The indicative mood is used when the speaker or writer wishes to make a statement or ask a question.
- He is leaving tomorrow.
- Does this plane fly to London?
The imperative mood is used for commands or requests.
- Call Fredericks and cancel that shipment.
- Please return the book to the library.
- Turn right at the corner, and then go left.
The subjunctive mood uses a different form of the past and present to express matters of urgency, formality, possibility, or speculation.
- I demanded that she see me immediately. (The indicative mood would use the form sees or can see— for example, I want to know if she can see me immediately.)
- He recommended that the zoning law be adopted. (The indicative mood would use is adopted—for example, the vote is 44 to 3; the law is adopted.)
- If I were to sign the contract, we could not sell our own CDs. (The phrase If I were to sign expresses a future possibility. It has no reference to the past, even though were is a past tense verb form. Compare this sentence to Because I signed the contract, we could not sell our own CDs. In this sentence, the indicative mood describes an action that took place in the past.)
- If he were king, he would make football the national pastime. (The subjunctive mood expresses something that is not true, a statement contrary to fact.
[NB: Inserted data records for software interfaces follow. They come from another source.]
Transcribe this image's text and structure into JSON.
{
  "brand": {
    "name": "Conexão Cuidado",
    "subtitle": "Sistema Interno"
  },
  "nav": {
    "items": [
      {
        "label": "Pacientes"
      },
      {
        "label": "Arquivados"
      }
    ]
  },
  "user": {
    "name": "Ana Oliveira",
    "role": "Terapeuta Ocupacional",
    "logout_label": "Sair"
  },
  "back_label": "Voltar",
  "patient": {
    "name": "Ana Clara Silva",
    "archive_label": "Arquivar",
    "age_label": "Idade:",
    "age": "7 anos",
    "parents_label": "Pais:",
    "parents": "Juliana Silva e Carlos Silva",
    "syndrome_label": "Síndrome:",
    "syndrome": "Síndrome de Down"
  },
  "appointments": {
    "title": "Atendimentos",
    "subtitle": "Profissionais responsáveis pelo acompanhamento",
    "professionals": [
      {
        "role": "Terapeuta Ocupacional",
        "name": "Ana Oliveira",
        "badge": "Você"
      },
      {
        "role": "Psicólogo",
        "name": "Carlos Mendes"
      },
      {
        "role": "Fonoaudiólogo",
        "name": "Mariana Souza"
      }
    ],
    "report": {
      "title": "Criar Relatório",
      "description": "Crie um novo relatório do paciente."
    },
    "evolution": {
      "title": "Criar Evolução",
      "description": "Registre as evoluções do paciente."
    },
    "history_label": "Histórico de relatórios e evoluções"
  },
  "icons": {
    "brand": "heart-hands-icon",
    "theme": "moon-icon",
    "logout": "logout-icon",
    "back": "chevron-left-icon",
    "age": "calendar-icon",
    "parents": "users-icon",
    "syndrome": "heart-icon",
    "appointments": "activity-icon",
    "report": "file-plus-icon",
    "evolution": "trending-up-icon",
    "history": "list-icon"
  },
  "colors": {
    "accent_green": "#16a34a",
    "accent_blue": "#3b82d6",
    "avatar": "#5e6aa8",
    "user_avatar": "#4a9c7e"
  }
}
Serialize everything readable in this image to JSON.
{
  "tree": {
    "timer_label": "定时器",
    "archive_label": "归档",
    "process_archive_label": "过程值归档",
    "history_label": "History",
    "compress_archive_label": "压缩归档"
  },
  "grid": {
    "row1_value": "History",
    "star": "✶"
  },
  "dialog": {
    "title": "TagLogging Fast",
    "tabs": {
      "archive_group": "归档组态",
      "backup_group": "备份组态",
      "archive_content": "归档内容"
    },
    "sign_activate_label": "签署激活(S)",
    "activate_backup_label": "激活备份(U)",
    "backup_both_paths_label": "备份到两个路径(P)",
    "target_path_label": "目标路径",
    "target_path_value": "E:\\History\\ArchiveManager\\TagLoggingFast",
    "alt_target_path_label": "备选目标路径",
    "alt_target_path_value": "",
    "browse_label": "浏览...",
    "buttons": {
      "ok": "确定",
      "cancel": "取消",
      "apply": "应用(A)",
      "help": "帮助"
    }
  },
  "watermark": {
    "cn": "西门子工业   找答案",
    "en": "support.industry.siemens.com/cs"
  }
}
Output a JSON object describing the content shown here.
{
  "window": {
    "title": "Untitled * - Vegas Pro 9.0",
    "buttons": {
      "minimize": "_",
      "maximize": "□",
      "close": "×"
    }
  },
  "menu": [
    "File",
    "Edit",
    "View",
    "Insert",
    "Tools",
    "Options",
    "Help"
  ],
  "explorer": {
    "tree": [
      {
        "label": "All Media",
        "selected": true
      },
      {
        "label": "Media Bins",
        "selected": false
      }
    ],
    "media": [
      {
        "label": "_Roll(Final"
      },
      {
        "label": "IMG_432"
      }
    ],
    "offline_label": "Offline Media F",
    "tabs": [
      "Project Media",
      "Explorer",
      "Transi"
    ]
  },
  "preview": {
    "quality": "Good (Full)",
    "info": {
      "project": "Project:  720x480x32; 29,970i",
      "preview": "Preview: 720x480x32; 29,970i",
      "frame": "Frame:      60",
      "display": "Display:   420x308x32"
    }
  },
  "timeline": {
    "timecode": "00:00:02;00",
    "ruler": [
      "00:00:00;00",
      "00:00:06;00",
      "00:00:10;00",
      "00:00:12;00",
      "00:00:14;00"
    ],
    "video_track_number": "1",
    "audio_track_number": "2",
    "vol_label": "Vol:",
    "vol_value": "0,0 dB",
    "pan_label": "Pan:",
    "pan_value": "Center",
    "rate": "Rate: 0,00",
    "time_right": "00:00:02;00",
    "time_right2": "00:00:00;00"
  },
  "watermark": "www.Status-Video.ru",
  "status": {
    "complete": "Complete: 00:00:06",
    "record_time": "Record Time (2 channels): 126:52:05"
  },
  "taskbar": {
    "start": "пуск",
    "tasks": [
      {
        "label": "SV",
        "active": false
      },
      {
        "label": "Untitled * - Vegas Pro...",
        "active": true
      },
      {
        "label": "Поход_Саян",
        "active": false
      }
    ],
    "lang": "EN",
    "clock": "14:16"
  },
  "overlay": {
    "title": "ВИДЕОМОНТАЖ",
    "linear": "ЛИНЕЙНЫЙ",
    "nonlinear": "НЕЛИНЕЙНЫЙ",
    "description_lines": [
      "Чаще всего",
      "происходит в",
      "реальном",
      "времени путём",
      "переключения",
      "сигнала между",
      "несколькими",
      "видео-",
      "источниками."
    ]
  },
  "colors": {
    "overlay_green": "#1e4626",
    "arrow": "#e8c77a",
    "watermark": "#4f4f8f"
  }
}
The indicative mood, on the other hand, simply states a fact—for example, If he was the king, then his brother was a prince.)